The club's purpose was to establish a meeting place on the same lines as such famous resorts as Simpson’s Divan in London and the Café de la Regence in Paris. Marshall's idea was to make the club a place of instruction for young players as well as a place where all chess players could feel free to gather. You can read some interesting anecdotes about the Marshall by Dr. Mark Ginsberg HERE.
The club has been the site of several rounds of the U.S. Championship, incuding Bobby Fischer's Game of the Century. In the late 1950s, Bobby Fischer competed regularly in the Marshall's Tuesday night speed-chess tournaments. In 1965, when the U.S. State Department refused to issue him a visa to play in Cuba in the Capablanca Memorial tournament, Fischer secluded himself in the Marshall's rear drawing room and set up a board and proceeded to compete via teletype. Sitting, appropriately, at Capablanca's table with a single official in attedance, his moves were wired to Havana. He tied for 2nd-4th Ivkov and Geller a half point behind Smyslov.
The list of club members is impressive: Reuben Fine, Erling Tholfsen, Anthony Santasiere, Milton Hanauer, Sidney Bernstein, Fred Reinfeld, Arthur Dake, Albert Simonson, Herbert Seidman, Larry Evans, Bobby Fischer, Edmar Mednis, James Sherwin, Andy Soltis, Fabiano Caruana, Hikaru Nakamura and even Stanley Kubrick, Marcel Duchamp and Howard Stern.

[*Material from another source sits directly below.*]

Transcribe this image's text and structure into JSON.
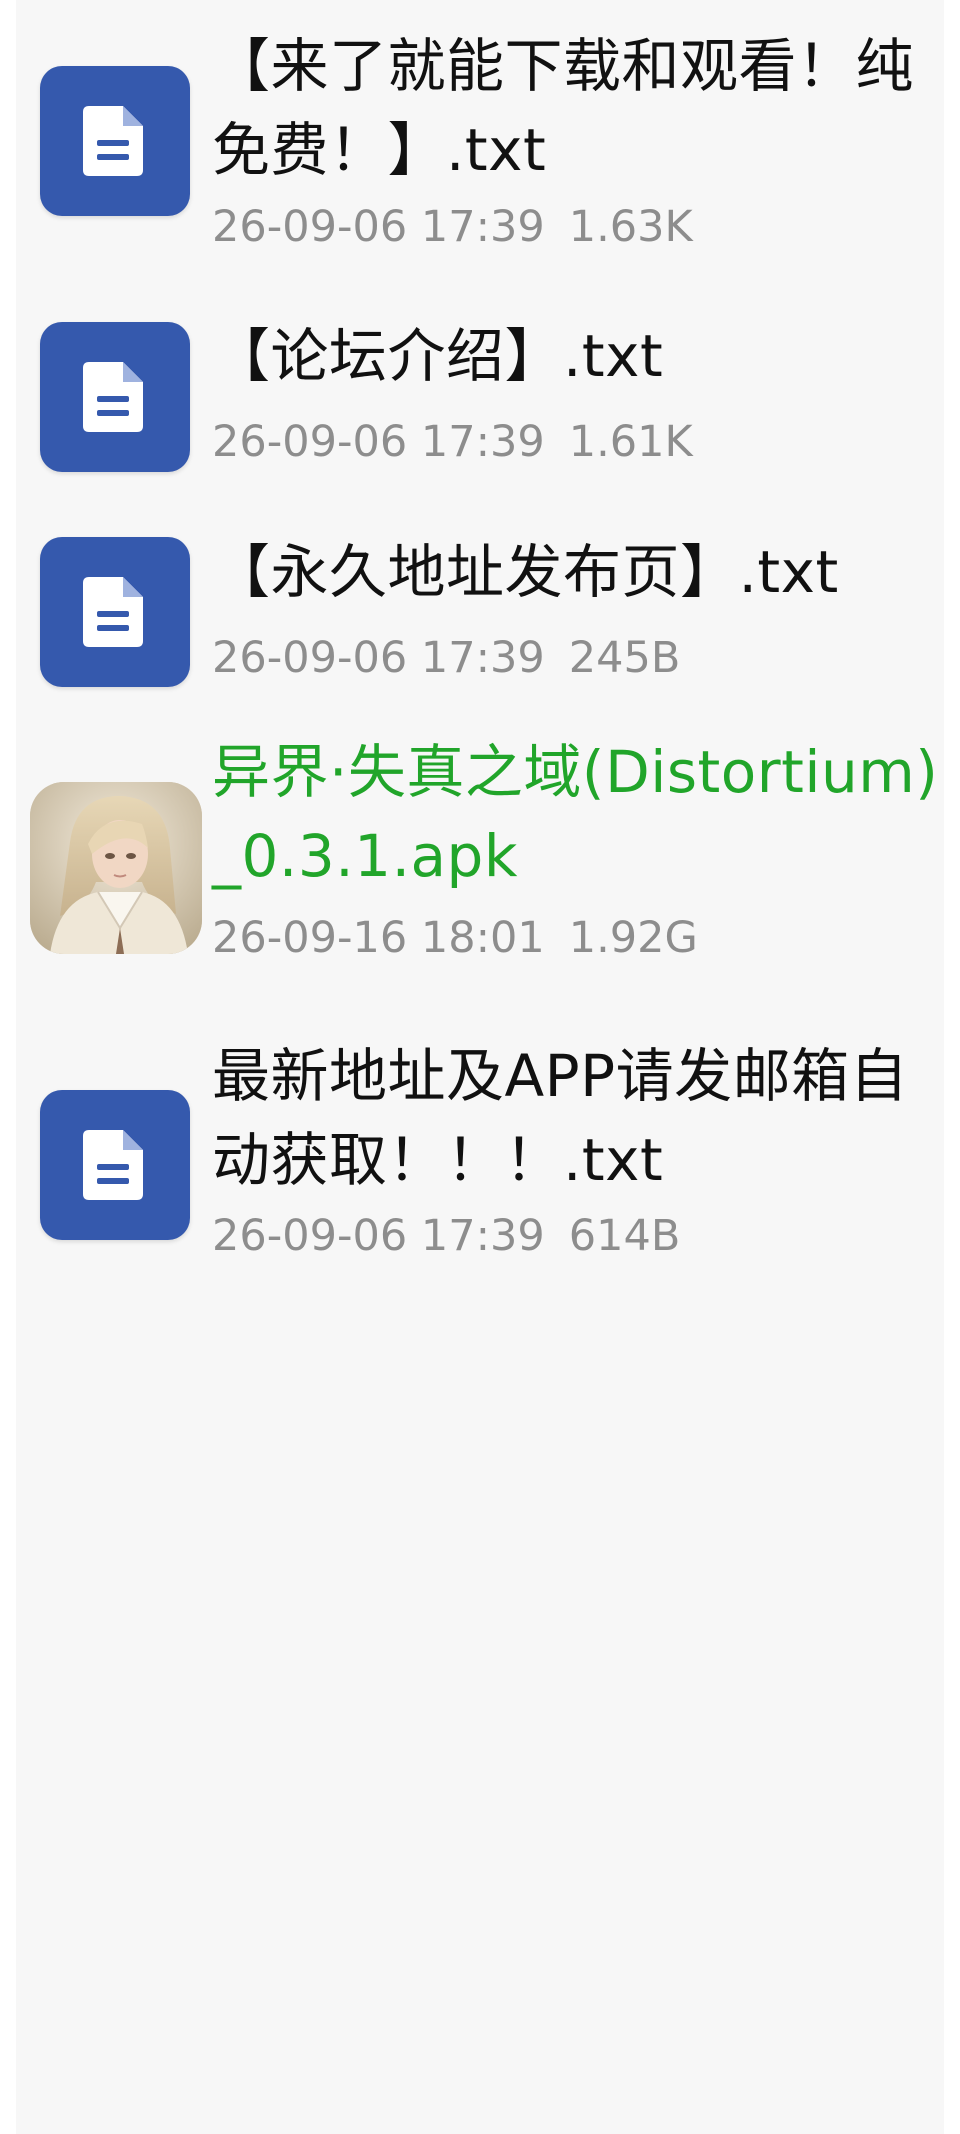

The following game was played in the 1950-51 club championship. I have posted on Milton Hanauer before. In this game his opponent was journeyman Master John L. Foster, originally from New York City and later from Florida where he won the 1958 Florida Championship. Hanauer's whirlwind attack is pretty impressive.